Every month, the Goddard Institute for Space Studies publishes an update on global surface temperatures. It includes maps showing how temperatures throughout the globe have varied from the long-term mean over the course of a month or multiple months; and graphs depicting the evolution of the globe’s mean surface temperature over time.
Yesterday, the image to the left, reproduced from the NASA GISS graphs page, caught my attention. Each panel represents 30 years of climate information, with the rows (running horizontally) representing months, and the columns (running vertically) showing years.
So each colored square depicts how the Earth’s mean surface temperature departed from the long-term mean during a specific month in a particular year. The warmer the color, the warmer the temperature. (See the scale at the bottom for specifics.) The graphic also shows minima and maxima in the Sun’s activity cycle (“m” and “M” respectively), as well as El Niño and La Niña episodes (“E” and “L” respectively, with upper case or lower case indicating strength).
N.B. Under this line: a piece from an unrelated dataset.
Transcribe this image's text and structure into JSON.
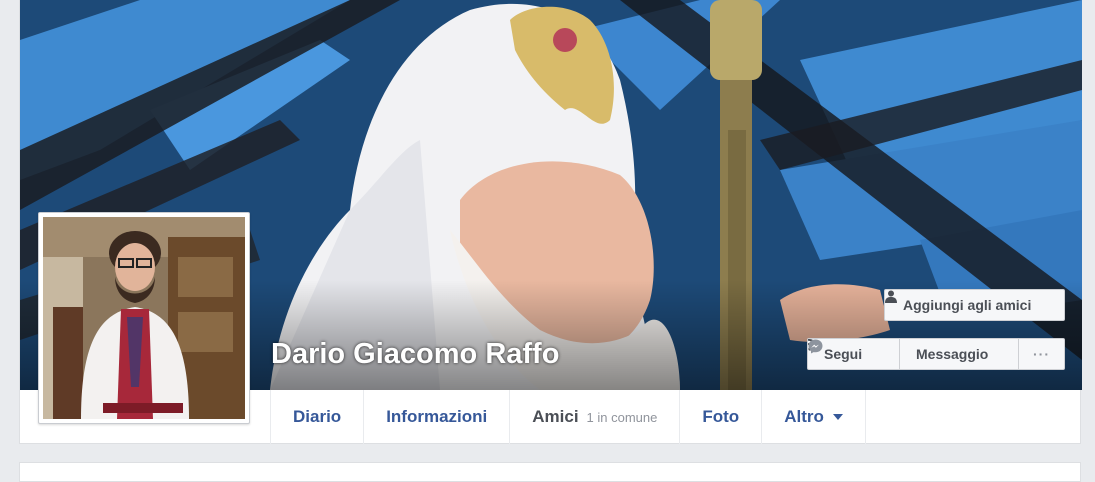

I found the three panels quite compelling, but I also realized that if I stitched them together in one continuous, horizontal graphic, the climatic warming trend would be clearer to see — and that the resulting image would also be quite beautiful, if unsettling. The result was the long, horizontal image that follows.
Many thanks to the people who participated in my little contest. As the comments section indicates, three people answered the question correctly.
Oh, and one last thing: the little gray squares at lower right in the 2010 column represent the months of November and December. The January through October period has already been the warmest such period on record, according to GISS. Check back here for the final verdict on 2010, which will probably be out in early January of 2011.
Here’s the original post from yesterday, along with the graphic I created using the three panels of climate data:
No, this is not a long-lost Piet Mondrian canvas.
A hint: I’ve taken three charts of climate data and stitched them together to form a single panel. I haven’t done it simply to create a puzzle. I think this way of depicting the data shows a climate trend more clearly than the original three charts viewed separately.
But where did the originals come from? What do each of those little colored rectangles represent? And what specific trend is depicted here? If you think you know, share your answer in the comments section below. I don’t have any prizes to give away. But if you get it right, I’ll share your accomplishment with CEJournal readers, along with additional details.
One last thing: I don’t mean to make light of what this graphic depicts. But when I viewed the original images this morning, I was struck by the beautiful way they depicted scientific — and unsettling — information.
– Tom Yulsman